Paul Lehr’s cover for the 1979 edition of Robert Sheckley’s Crompton Divided (1978) was the inspiration for this post. I found the cover many years ago while looking through Lehr’s entire (mostly brilliant catalogue) and was intrigued. The man, comprised of puzzle-like pieces that slowly morph into the swirls of his clothes, stares at us with hybridized eyes — a planet, a pupil — while one missing puzzle piece allows the viewer a glimpse of a barren landscape. His brain, entirely a puzzle, is complete, but are his senses crumbling?
Dean Ellis’ cover for the 1971 edition of Larry Niven’s collection All the Myriad Ways (1971) is even more fantastic — the puzzle pieces (bones, faces, limbs) dangle in the air Continue reading
(Virgil Finlay’s cover for the April 1957 issue of Fantastic Universe, ed. Hans Stefan Santesson)
At first glance this is a miscellaneous collection of covers on diagrammatic wonders — the aliens (or “advanced” humans) on Virgil Finlay’s cover for the April 1957 issue of Fantastic Universe conjure an image of earth with colored sand, generals plot invasions via maps and other diagrams depicting troop movements….
While some of the covers are themselves diagrams (Christopher Zacharow’s cover for the 1985 edition of Ancient of Days (1985), Michael Bishop) others place their characters in opposition to each other as pieces Continue reading
(Peter Goodfellow’s cover for the 1979 edition of The Moment of Eclipse (1970), Brian Aldiss)
Make sure to take a peek at Part I if you enjoyed this collection!

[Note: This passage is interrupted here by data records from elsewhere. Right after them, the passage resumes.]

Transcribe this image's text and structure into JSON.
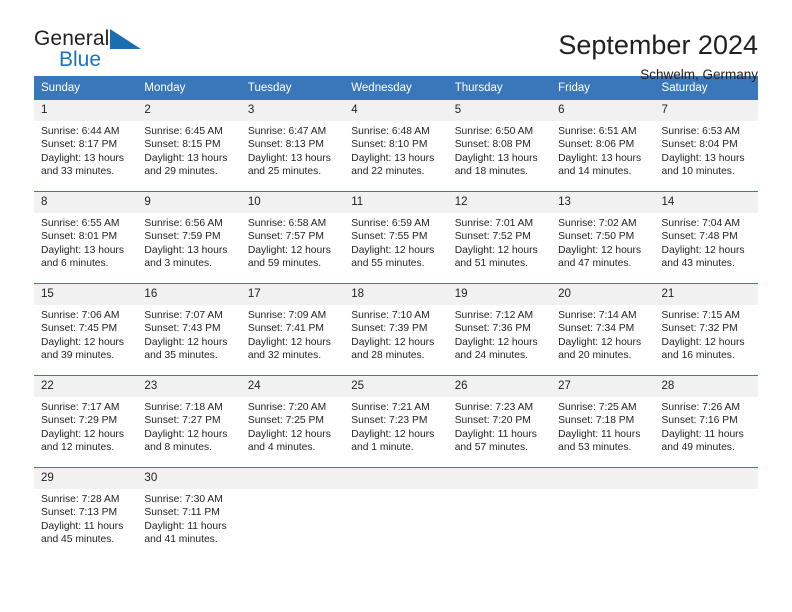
{
  "brand": {
    "name_top": "General",
    "name_bottom": "Blue",
    "triangle_color": "#1c6cb0",
    "accent_color": "#1c75bc"
  },
  "header": {
    "title": "September 2024",
    "subtitle": "Schwelm, Germany"
  },
  "theme": {
    "header_bg": "#3a77ba",
    "header_text": "#ffffff",
    "day_number_bg": "#f1f1f1",
    "cell_bg": "#ffffff",
    "text": "#231f20"
  },
  "calendar": {
    "weekdays": [
      "Sunday",
      "Monday",
      "Tuesday",
      "Wednesday",
      "Thursday",
      "Friday",
      "Saturday"
    ],
    "weeks": [
      [
        {
          "day": "1",
          "sunrise": "Sunrise: 6:44 AM",
          "sunset": "Sunset: 8:17 PM",
          "daylight_1": "Daylight: 13 hours",
          "daylight_2": "and 33 minutes."
        },
        {
          "day": "2",
          "sunrise": "Sunrise: 6:45 AM",
          "sunset": "Sunset: 8:15 PM",
          "daylight_1": "Daylight: 13 hours",
          "daylight_2": "and 29 minutes."
        },
        {
          "day": "3",
          "sunrise": "Sunrise: 6:47 AM",
          "sunset": "Sunset: 8:13 PM",
          "daylight_1": "Daylight: 13 hours",
          "daylight_2": "and 25 minutes."
        },
        {
          "day": "4",
          "sunrise": "Sunrise: 6:48 AM",
          "sunset": "Sunset: 8:10 PM",
          "daylight_1": "Daylight: 13 hours",
          "daylight_2": "and 22 minutes."
        },
        {
          "day": "5",
          "sunrise": "Sunrise: 6:50 AM",
          "sunset": "Sunset: 8:08 PM",
          "daylight_1": "Daylight: 13 hours",
          "daylight_2": "and 18 minutes."
        },
        {
          "day": "6",
          "sunrise": "Sunrise: 6:51 AM",
          "sunset": "Sunset: 8:06 PM",
          "daylight_1": "Daylight: 13 hours",
          "daylight_2": "and 14 minutes."
        },
        {
          "day": "7",
          "sunrise": "Sunrise: 6:53 AM",
          "sunset": "Sunset: 8:04 PM",
          "daylight_1": "Daylight: 13 hours",
          "daylight_2": "and 10 minutes."
        }
      ],
      [
        {
          "day": "8",
          "sunrise": "Sunrise: 6:55 AM",
          "sunset": "Sunset: 8:01 PM",
          "daylight_1": "Daylight: 13 hours",
          "daylight_2": "and 6 minutes."
        },
        {
          "day": "9",
          "sunrise": "Sunrise: 6:56 AM",
          "sunset": "Sunset: 7:59 PM",
          "daylight_1": "Daylight: 13 hours",
          "daylight_2": "and 3 minutes."
        },
        {
          "day": "10",
          "sunrise": "Sunrise: 6:58 AM",
          "sunset": "Sunset: 7:57 PM",
          "daylight_1": "Daylight: 12 hours",
          "daylight_2": "and 59 minutes."
        },
        {
          "day": "11",
          "sunrise": "Sunrise: 6:59 AM",
          "sunset": "Sunset: 7:55 PM",
          "daylight_1": "Daylight: 12 hours",
          "daylight_2": "and 55 minutes."
        },
        {
          "day": "12",
          "sunrise": "Sunrise: 7:01 AM",
          "sunset": "Sunset: 7:52 PM",
          "daylight_1": "Daylight: 12 hours",
          "daylight_2": "and 51 minutes."
        },
        {
          "day": "13",
          "sunrise": "Sunrise: 7:02 AM",
          "sunset": "Sunset: 7:50 PM",
          "daylight_1": "Daylight: 12 hours",
          "daylight_2": "and 47 minutes."
        },
        {
          "day": "14",
          "sunrise": "Sunrise: 7:04 AM",
          "sunset": "Sunset: 7:48 PM",
          "daylight_1": "Daylight: 12 hours",
          "daylight_2": "and 43 minutes."
        }
      ],
      [
        {
          "day": "15",
          "sunrise": "Sunrise: 7:06 AM",
          "sunset": "Sunset: 7:45 PM",
          "daylight_1": "Daylight: 12 hours",
          "daylight_2": "and 39 minutes."
        },
        {
          "day": "16",
          "sunrise": "Sunrise: 7:07 AM",
          "sunset": "Sunset: 7:43 PM",
          "daylight_1": "Daylight: 12 hours",
          "daylight_2": "and 35 minutes."
        },
        {
          "day": "17",
          "sunrise": "Sunrise: 7:09 AM",
          "sunset": "Sunset: 7:41 PM",
          "daylight_1": "Daylight: 12 hours",
          "daylight_2": "and 32 minutes."
        },
        {
          "day": "18",
          "sunrise": "Sunrise: 7:10 AM",
          "sunset": "Sunset: 7:39 PM",
          "daylight_1": "Daylight: 12 hours",
          "daylight_2": "and 28 minutes."
        },
        {
          "day": "19",
          "sunrise": "Sunrise: 7:12 AM",
          "sunset": "Sunset: 7:36 PM",
          "daylight_1": "Daylight: 12 hours",
          "daylight_2": "and 24 minutes."
        },
        {
          "day": "20",
          "sunrise": "Sunrise: 7:14 AM",
          "sunset": "Sunset: 7:34 PM",
          "daylight_1": "Daylight: 12 hours",
          "daylight_2": "and 20 minutes."
        },
        {
          "day": "21",
          "sunrise": "Sunrise: 7:15 AM",
          "sunset": "Sunset: 7:32 PM",
          "daylight_1": "Daylight: 12 hours",
          "daylight_2": "and 16 minutes."
        }
      ],
      [
        {
          "day": "22",
          "sunrise": "Sunrise: 7:17 AM",
          "sunset": "Sunset: 7:29 PM",
          "daylight_1": "Daylight: 12 hours",
          "daylight_2": "and 12 minutes."
        },
        {
          "day": "23",
          "sunrise": "Sunrise: 7:18 AM",
          "sunset": "Sunset: 7:27 PM",
          "daylight_1": "Daylight: 12 hours",
          "daylight_2": "and 8 minutes."
        },
        {
          "day": "24",
          "sunrise": "Sunrise: 7:20 AM",
          "sunset": "Sunset: 7:25 PM",
          "daylight_1": "Daylight: 12 hours",
          "daylight_2": "and 4 minutes."
        },
        {
          "day": "25",
          "sunrise": "Sunrise: 7:21 AM",
          "sunset": "Sunset: 7:23 PM",
          "daylight_1": "Daylight: 12 hours",
          "daylight_2": "and 1 minute."
        },
        {
          "day": "26",
          "sunrise": "Sunrise: 7:23 AM",
          "sunset": "Sunset: 7:20 PM",
          "daylight_1": "Daylight: 11 hours",
          "daylight_2": "and 57 minutes."
        },
        {
          "day": "27",
          "sunrise": "Sunrise: 7:25 AM",
          "sunset": "Sunset: 7:18 PM",
          "daylight_1": "Daylight: 11 hours",
          "daylight_2": "and 53 minutes."
        },
        {
          "day": "28",
          "sunrise": "Sunrise: 7:26 AM",
          "sunset": "Sunset: 7:16 PM",
          "daylight_1": "Daylight: 11 hours",
          "daylight_2": "and 49 minutes."
        }
      ],
      [
        {
          "day": "29",
          "sunrise": "Sunrise: 7:28 AM",
          "sunset": "Sunset: 7:13 PM",
          "daylight_1": "Daylight: 11 hours",
          "daylight_2": "and 45 minutes."
        },
        {
          "day": "30",
          "sunrise": "Sunrise: 7:30 AM",
          "sunset": "Sunset: 7:11 PM",
          "daylight_1": "Daylight: 11 hours",
          "daylight_2": "and 41 minutes."
        },
        {
          "day": "",
          "sunrise": "",
          "sunset": "",
          "daylight_1": "",
          "daylight_2": ""
        },
        {
          "day": "",
          "sunrise": "",
          "sunset": "",
          "daylight_1": "",
          "daylight_2": ""
        },
        {
          "day": "",
          "sunrise": "",
          "sunset": "",
          "daylight_1": "",
          "daylight_2": ""
        },
        {
          "day": "",
          "sunrise": "",
          "sunset": "",
          "daylight_1": "",
          "daylight_2": ""
        },
        {
          "day": "",
          "sunrise": "",
          "sunset": "",
          "daylight_1": "",
          "daylight_2": ""
        }
      ]
    ]
  }
}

In Part I I described how I was inspired by Ed Valigursky’s stunning and powerful cover — with its giant eye, running figures, and perspective lines drawn across the artificial field heightening the tension — to look through my image collection and find similar examples. Since I made the last post I’ve collected quite a few more examples (from my own collection and image collections online) along similar lines.
Mitchell Hooks’ cover for the 1958 edition of The Big Eye (1949) by Max Ehrlich has long been one of my favorite covers and it has cropped up in various posts over the years…. The uncredited cover for the 1969 edition of The Cosmic Eye Continue reading
(Richard Powers’ cover for the 1969 edition of Cosmic Engineers (1939), Clifford D. Simak)
The theme of this post is the future metropolis as canvas where the entire surface of the cover is arrayed and ordered by the forms and forces of the city. The city as a matrix that holds the scene unfolding amongst its spires… Richard Powers’ masterful cover for the 1969 edition of Cosmic Engineers is the perfect example. The mass of the buildings arch, indistinct, upward — causeways and platforms amongst the cityscape hold faceless humanoid forms that “look” Continue reading